**ACTION ITEM**.
Which lines in the material below contain the word "JSON"? Copy each of them.

**SUPPLIED RECORDS**.
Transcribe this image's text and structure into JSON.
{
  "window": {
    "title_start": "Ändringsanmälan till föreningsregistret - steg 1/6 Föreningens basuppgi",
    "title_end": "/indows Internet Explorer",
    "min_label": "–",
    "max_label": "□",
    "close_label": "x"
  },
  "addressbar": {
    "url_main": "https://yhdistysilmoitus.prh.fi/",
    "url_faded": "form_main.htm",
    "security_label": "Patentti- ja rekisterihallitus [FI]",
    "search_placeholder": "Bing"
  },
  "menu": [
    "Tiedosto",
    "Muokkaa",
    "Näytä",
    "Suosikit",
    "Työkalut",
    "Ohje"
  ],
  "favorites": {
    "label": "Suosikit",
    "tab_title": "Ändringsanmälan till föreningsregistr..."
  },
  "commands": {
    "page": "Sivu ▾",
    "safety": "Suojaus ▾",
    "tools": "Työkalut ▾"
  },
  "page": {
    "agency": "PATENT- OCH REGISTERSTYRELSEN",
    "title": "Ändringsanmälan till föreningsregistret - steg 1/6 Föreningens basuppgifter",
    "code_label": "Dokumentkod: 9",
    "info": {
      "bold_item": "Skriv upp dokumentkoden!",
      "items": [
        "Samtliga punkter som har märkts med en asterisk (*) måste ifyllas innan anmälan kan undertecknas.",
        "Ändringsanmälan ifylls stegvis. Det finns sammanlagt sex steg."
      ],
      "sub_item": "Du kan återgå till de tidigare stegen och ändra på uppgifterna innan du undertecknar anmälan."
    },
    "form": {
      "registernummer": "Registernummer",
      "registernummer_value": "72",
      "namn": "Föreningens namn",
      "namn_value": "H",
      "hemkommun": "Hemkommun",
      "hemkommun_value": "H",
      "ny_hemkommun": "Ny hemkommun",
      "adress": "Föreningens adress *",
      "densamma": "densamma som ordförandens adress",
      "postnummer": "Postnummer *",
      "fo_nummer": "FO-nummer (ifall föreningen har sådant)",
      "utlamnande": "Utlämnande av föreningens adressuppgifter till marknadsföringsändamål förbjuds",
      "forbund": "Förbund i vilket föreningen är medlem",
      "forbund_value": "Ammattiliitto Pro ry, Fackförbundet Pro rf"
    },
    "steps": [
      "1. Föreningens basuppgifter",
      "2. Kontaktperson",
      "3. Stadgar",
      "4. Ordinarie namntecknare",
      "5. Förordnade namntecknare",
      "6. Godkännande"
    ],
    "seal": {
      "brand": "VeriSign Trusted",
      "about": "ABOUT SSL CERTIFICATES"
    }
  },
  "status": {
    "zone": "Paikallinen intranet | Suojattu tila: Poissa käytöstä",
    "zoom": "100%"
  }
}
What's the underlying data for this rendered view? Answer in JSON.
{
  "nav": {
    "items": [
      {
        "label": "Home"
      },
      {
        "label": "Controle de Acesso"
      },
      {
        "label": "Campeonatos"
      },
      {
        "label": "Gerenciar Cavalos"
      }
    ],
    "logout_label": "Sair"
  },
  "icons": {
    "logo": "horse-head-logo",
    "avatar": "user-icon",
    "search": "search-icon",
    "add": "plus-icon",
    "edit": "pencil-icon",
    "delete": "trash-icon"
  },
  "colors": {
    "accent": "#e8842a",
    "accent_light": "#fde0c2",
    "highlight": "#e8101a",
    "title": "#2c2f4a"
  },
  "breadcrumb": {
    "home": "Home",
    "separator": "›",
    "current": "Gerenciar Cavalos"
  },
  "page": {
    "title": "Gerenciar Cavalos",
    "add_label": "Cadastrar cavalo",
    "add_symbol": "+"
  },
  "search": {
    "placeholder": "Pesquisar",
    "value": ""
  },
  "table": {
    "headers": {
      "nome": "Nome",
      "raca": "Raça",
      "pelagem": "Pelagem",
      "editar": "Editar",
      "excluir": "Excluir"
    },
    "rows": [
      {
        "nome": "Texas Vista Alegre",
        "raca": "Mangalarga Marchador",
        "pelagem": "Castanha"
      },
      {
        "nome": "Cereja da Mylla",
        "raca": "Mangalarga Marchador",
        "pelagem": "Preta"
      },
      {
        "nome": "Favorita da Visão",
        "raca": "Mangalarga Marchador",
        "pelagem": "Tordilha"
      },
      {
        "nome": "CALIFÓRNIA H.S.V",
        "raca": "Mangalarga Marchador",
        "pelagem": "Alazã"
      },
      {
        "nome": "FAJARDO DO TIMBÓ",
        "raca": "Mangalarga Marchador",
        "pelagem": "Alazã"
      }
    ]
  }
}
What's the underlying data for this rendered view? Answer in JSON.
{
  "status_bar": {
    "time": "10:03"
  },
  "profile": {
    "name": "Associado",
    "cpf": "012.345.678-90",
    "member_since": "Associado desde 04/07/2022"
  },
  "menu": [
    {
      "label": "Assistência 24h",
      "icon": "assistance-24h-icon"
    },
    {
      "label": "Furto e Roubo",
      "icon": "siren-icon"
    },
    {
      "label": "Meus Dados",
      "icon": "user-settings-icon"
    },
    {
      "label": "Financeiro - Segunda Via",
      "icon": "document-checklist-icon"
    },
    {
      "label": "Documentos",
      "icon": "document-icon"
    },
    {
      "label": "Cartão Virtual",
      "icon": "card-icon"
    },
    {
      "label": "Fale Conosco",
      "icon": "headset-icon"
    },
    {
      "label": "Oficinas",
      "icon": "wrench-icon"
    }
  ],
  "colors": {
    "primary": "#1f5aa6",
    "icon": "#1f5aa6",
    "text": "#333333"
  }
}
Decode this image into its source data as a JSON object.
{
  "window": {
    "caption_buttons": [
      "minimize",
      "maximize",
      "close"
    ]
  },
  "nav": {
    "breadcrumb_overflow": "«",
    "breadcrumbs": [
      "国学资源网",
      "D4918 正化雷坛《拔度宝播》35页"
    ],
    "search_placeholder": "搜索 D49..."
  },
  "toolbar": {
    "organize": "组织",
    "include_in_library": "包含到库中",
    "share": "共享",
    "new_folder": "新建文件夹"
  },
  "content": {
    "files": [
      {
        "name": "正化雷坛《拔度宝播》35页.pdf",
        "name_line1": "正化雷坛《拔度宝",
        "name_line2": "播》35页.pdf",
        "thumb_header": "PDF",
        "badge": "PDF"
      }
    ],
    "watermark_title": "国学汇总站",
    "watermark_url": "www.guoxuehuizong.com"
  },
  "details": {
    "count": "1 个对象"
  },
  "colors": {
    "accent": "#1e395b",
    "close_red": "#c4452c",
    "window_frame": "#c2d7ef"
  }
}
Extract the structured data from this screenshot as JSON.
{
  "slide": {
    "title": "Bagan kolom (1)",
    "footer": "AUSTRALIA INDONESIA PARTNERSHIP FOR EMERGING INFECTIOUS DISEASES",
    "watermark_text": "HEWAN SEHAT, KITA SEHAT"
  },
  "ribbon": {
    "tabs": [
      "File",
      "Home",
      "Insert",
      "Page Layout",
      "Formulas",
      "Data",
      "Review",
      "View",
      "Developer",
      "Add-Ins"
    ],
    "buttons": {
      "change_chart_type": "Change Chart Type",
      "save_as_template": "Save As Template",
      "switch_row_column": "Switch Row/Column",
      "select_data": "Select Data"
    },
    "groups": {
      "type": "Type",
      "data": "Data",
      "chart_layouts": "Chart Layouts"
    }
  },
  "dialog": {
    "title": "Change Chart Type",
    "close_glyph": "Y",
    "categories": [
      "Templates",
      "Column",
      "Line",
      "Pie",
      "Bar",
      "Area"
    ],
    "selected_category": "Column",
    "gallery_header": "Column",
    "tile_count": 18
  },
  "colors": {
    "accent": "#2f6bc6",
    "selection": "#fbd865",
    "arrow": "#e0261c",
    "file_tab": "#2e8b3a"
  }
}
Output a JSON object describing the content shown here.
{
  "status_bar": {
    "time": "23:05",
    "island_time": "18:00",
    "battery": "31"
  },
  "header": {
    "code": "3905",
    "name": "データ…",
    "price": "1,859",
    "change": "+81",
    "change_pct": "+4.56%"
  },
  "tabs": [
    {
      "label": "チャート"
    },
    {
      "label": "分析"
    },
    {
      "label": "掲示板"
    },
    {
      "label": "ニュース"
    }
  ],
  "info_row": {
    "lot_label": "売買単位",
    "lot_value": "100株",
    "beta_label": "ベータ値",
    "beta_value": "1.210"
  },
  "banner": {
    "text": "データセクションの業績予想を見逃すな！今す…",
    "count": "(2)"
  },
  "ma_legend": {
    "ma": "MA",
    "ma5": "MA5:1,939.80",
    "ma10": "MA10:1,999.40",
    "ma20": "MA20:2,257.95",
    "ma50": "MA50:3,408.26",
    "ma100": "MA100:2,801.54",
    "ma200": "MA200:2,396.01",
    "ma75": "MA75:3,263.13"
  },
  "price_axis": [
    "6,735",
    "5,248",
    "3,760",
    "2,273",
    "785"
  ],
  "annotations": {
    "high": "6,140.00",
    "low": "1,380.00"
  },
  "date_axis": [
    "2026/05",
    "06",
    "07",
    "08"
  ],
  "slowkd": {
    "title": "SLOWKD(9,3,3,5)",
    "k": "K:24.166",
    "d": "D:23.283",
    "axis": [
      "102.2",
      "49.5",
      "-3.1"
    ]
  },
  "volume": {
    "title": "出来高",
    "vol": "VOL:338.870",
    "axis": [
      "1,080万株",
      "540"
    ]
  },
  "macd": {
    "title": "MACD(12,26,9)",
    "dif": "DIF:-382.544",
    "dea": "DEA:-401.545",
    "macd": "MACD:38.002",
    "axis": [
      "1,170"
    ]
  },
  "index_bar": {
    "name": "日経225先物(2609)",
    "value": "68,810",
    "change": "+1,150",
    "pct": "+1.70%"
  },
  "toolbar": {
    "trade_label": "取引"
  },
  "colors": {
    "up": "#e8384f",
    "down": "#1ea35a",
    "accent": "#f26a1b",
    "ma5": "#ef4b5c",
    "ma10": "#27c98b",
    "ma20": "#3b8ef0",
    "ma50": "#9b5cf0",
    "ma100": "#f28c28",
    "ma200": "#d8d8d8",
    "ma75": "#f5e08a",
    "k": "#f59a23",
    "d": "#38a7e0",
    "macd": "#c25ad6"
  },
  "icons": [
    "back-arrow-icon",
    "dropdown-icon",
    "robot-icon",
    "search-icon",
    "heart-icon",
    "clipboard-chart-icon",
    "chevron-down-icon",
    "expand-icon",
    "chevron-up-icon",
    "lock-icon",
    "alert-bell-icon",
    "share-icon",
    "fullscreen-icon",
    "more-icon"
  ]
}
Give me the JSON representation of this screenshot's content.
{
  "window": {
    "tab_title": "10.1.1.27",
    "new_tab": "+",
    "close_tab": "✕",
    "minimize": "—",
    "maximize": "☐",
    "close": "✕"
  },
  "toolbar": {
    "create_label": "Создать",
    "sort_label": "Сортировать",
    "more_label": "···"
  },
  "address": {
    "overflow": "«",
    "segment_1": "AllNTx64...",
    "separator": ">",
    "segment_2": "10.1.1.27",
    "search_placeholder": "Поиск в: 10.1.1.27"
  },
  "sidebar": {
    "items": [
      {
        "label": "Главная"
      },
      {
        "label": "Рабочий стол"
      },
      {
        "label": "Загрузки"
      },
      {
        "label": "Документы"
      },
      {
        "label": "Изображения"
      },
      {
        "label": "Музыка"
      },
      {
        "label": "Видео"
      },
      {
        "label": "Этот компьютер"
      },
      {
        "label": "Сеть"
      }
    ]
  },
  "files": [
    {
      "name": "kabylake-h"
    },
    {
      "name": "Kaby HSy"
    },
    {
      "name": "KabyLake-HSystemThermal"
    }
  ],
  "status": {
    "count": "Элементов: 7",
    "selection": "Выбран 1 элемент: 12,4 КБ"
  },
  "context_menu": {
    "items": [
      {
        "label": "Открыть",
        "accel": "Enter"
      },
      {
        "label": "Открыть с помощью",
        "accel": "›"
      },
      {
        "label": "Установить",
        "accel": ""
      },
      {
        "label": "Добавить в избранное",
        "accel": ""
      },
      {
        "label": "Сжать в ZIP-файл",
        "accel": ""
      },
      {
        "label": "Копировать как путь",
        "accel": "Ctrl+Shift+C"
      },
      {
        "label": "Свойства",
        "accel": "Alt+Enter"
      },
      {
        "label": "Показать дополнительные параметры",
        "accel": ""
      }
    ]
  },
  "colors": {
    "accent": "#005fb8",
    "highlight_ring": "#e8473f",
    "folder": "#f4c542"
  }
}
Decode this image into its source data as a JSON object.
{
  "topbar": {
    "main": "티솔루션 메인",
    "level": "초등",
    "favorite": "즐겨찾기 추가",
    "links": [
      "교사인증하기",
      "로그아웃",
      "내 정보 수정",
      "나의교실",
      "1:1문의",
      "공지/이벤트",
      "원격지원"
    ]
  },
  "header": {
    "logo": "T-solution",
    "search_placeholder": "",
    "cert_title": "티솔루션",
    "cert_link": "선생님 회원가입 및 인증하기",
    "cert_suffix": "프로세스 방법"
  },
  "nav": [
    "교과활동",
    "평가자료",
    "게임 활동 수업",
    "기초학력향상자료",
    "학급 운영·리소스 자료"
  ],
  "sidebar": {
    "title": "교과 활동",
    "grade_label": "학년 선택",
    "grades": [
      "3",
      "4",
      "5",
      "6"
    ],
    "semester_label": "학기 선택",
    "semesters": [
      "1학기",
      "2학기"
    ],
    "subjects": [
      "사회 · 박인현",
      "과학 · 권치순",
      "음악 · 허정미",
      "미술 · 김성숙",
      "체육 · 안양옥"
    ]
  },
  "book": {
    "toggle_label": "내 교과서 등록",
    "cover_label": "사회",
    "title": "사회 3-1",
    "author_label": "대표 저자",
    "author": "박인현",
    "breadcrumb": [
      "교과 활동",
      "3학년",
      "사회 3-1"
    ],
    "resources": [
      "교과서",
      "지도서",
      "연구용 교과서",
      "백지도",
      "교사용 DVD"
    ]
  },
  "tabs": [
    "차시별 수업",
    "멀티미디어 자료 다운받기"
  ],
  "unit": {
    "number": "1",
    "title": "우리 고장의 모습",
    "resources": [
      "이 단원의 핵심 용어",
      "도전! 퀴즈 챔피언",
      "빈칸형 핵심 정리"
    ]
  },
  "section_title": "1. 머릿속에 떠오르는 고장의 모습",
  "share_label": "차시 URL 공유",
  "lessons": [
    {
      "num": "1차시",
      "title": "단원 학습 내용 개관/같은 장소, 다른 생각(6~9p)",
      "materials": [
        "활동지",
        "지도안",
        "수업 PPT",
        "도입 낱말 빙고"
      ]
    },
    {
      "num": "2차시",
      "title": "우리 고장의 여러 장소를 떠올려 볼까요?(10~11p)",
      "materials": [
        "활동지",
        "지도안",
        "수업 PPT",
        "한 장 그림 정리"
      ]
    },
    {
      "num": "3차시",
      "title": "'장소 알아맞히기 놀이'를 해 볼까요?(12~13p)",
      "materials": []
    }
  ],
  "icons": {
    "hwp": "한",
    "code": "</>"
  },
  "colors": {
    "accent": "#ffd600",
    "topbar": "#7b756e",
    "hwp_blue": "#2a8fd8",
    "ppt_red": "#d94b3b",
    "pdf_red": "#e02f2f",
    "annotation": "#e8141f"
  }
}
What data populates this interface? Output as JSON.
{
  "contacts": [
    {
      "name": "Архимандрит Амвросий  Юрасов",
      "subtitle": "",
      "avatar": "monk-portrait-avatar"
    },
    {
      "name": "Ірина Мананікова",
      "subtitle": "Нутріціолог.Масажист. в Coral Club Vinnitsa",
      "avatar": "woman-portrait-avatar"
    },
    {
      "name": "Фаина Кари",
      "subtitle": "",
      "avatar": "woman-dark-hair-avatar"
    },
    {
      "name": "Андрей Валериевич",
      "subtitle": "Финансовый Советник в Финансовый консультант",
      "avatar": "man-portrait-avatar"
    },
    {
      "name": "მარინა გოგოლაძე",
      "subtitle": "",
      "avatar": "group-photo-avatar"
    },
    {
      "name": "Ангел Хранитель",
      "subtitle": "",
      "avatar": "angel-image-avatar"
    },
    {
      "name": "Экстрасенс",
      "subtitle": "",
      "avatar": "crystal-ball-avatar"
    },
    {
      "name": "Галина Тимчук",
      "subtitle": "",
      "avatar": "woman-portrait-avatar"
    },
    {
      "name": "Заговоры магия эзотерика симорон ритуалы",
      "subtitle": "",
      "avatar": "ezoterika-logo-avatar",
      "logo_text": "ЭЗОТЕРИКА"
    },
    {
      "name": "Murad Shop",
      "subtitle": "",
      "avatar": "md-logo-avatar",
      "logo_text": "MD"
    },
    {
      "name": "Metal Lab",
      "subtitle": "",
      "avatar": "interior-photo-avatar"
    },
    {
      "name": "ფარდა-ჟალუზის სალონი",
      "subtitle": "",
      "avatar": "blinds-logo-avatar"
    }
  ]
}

**RESPONSE TO THE TASK**.
Transcribe this image's text and structure into JSON.
What's the underlying data for this rendered view? Answer in JSON.
What's the underlying data for this rendered view? Answer in JSON.
Decode this image into its source data as a JSON object.
Extract the structured data from this screenshot as JSON.
Output a JSON object describing the content shown here.
Give me the JSON representation of this screenshot's content.
Decode this image into its source data as a JSON object.
What data populates this interface? Output as JSON.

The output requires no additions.